■ EXERCISE INPUTS
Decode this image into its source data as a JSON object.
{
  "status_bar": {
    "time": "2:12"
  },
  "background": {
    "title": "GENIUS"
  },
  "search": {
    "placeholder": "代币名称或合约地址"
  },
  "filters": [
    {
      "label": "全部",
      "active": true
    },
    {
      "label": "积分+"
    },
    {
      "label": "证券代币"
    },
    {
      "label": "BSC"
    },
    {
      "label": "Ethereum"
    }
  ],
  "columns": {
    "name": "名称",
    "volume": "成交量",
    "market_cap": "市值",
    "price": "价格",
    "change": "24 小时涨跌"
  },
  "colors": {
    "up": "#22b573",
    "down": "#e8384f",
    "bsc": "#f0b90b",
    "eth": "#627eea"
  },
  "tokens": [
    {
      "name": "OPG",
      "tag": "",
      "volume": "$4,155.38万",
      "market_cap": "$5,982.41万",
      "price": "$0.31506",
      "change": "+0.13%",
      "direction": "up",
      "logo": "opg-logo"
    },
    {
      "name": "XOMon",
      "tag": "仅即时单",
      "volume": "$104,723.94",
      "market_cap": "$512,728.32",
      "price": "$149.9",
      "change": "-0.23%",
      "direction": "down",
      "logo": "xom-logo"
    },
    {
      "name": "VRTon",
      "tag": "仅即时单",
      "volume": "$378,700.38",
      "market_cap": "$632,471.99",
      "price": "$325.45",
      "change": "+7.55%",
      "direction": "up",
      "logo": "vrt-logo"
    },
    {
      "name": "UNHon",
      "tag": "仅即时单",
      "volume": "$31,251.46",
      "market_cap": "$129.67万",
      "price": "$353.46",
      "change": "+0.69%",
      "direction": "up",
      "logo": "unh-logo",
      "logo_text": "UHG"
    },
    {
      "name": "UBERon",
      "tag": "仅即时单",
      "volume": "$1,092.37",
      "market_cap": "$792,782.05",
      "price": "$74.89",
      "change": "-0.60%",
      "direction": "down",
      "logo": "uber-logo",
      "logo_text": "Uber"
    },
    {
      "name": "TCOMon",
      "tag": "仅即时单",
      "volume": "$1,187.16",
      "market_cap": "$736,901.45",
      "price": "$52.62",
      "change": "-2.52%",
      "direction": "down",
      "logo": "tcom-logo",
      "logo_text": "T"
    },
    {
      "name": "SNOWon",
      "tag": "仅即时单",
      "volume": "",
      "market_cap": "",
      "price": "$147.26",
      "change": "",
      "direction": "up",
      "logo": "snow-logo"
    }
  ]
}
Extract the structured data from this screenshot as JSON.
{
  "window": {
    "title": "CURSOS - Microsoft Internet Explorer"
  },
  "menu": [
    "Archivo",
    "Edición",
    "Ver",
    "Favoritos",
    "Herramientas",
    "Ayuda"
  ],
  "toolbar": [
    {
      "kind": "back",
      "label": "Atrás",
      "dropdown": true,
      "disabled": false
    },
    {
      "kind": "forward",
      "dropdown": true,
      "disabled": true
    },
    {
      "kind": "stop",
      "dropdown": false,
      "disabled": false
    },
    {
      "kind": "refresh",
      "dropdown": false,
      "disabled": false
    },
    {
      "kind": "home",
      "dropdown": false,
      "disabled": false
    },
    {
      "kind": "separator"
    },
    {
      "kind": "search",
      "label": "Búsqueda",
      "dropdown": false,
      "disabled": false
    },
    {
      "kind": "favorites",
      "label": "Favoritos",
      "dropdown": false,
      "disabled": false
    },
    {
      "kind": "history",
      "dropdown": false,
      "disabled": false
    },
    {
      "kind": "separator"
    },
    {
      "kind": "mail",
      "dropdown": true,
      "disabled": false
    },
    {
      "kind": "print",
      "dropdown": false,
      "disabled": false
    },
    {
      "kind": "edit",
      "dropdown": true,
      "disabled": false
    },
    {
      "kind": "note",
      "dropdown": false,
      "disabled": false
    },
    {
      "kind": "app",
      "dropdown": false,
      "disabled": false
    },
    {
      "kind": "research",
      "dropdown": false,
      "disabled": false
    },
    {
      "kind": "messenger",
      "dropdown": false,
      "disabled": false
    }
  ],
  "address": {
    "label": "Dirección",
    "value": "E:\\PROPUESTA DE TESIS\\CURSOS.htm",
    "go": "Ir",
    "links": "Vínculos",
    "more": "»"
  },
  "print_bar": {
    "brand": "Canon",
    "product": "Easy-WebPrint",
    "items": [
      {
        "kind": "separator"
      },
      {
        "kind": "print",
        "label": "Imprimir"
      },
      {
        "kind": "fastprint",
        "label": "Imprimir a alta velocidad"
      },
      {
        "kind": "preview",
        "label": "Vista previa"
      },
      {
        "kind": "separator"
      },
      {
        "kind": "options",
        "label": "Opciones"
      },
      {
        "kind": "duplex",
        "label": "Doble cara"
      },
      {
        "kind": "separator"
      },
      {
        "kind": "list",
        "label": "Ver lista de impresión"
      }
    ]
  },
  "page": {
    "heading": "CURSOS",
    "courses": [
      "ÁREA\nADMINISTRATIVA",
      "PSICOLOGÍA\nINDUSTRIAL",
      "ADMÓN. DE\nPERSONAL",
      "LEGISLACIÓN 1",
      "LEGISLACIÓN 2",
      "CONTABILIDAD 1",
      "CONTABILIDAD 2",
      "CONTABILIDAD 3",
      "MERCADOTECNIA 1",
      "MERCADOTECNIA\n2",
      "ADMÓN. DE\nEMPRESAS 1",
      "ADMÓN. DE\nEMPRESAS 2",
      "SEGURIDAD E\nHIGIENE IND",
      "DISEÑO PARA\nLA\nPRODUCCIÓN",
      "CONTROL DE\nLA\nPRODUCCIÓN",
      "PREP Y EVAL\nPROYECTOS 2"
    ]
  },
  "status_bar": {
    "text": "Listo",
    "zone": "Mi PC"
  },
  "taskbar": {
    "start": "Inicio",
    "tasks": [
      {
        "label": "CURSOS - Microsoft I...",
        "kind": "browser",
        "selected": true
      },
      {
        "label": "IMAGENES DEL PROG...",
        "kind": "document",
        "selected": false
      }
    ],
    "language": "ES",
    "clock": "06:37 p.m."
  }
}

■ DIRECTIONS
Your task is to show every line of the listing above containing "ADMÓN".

■ RESPONSE TO THE TASK
      "ADMÓN. DE\nPERSONAL",
      "ADMÓN. DE\nEMPRESAS 1",
      "ADMÓN. DE\nEMPRESAS 2",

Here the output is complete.